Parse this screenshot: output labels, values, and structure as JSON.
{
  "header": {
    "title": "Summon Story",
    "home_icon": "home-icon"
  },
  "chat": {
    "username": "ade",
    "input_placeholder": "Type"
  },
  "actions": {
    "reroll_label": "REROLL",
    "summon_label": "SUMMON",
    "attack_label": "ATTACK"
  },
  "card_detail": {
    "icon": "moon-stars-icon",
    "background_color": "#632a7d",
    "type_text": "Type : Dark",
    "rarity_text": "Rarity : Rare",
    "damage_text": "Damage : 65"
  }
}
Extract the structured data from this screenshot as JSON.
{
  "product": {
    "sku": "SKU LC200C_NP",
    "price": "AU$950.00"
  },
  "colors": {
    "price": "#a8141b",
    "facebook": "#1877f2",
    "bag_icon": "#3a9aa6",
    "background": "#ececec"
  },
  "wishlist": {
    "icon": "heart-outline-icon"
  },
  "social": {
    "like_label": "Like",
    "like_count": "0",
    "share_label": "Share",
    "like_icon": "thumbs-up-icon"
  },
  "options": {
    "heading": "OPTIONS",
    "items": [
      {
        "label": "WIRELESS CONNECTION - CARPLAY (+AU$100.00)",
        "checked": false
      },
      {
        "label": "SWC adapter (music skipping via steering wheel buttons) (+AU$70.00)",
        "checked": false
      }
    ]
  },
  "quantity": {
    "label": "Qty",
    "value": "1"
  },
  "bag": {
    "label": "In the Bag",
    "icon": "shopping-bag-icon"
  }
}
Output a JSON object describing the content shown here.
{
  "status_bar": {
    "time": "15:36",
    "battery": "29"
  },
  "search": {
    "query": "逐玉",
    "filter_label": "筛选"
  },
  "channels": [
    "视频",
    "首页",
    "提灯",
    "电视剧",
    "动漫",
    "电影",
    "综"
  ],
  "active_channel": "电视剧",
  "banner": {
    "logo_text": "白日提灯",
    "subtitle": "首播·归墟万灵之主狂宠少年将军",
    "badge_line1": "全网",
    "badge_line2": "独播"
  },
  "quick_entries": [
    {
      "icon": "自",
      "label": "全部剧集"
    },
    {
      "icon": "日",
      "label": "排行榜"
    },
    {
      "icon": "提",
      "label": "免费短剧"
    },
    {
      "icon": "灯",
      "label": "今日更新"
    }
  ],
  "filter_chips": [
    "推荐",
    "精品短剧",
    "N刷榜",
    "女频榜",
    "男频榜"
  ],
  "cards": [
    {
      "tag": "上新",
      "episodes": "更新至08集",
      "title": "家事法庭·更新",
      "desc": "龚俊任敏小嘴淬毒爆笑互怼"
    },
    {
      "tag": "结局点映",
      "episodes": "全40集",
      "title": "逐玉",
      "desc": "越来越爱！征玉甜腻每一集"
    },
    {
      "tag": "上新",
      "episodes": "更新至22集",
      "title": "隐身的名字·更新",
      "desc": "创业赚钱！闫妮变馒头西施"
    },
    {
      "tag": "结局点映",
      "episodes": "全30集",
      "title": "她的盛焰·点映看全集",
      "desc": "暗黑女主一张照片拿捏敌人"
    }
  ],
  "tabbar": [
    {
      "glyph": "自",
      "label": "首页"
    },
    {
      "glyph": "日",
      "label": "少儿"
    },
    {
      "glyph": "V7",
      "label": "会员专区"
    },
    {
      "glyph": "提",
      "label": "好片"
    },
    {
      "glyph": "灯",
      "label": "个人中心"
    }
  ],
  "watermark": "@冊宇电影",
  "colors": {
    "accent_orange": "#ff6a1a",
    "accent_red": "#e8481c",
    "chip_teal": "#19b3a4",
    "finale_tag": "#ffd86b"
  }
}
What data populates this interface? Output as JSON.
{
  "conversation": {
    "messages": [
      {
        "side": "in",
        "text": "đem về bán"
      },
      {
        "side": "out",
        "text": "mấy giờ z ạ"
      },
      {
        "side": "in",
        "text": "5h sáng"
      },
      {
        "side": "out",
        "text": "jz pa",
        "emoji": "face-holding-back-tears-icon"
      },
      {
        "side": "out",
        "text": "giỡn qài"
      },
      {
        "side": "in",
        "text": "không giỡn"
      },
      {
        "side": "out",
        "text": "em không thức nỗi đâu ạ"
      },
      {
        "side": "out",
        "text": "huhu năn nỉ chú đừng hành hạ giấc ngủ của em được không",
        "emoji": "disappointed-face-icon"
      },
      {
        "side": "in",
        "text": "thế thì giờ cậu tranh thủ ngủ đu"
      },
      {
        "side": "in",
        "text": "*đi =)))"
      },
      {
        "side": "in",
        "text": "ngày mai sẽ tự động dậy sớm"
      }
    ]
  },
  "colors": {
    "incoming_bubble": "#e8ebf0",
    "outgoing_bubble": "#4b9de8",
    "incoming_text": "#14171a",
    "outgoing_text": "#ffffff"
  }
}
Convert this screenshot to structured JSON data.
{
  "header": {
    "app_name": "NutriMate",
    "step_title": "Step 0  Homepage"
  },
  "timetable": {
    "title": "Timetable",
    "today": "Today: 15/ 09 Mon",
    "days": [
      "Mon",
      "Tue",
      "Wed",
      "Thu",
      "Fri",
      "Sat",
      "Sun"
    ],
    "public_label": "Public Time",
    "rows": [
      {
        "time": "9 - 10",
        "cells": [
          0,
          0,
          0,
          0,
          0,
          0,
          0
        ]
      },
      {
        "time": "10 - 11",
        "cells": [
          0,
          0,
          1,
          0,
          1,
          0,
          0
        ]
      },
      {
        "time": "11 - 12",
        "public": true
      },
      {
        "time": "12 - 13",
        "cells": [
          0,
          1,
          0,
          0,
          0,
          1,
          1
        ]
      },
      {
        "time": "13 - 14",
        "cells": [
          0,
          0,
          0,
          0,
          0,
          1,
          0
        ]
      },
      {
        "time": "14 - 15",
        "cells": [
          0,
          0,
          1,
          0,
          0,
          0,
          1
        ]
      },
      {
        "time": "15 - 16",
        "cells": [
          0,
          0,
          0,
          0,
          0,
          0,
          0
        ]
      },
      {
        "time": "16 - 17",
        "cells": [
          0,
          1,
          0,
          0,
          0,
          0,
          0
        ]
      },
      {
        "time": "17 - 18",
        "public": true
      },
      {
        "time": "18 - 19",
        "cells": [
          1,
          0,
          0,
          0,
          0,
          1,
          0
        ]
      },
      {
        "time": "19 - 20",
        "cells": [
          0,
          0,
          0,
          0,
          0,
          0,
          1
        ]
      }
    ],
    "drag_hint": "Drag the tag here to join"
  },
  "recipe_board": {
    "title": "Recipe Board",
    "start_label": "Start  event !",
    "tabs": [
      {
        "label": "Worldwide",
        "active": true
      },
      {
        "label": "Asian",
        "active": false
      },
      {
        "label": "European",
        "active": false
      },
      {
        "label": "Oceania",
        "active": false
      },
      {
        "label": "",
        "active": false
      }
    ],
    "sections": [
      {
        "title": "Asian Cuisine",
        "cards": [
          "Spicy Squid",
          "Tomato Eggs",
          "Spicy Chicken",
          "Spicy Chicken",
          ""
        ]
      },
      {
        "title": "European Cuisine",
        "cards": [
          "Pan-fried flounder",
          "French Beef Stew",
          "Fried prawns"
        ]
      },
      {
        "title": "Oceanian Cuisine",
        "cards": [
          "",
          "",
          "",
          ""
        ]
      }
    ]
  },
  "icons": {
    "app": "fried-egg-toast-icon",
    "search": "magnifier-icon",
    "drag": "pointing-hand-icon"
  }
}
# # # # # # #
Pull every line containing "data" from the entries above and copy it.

__Your response__.
Extract the structured data from this screenshot as JSON.
What data populates this interface? Output as JSON.
Convert this screenshot to structured JSON data.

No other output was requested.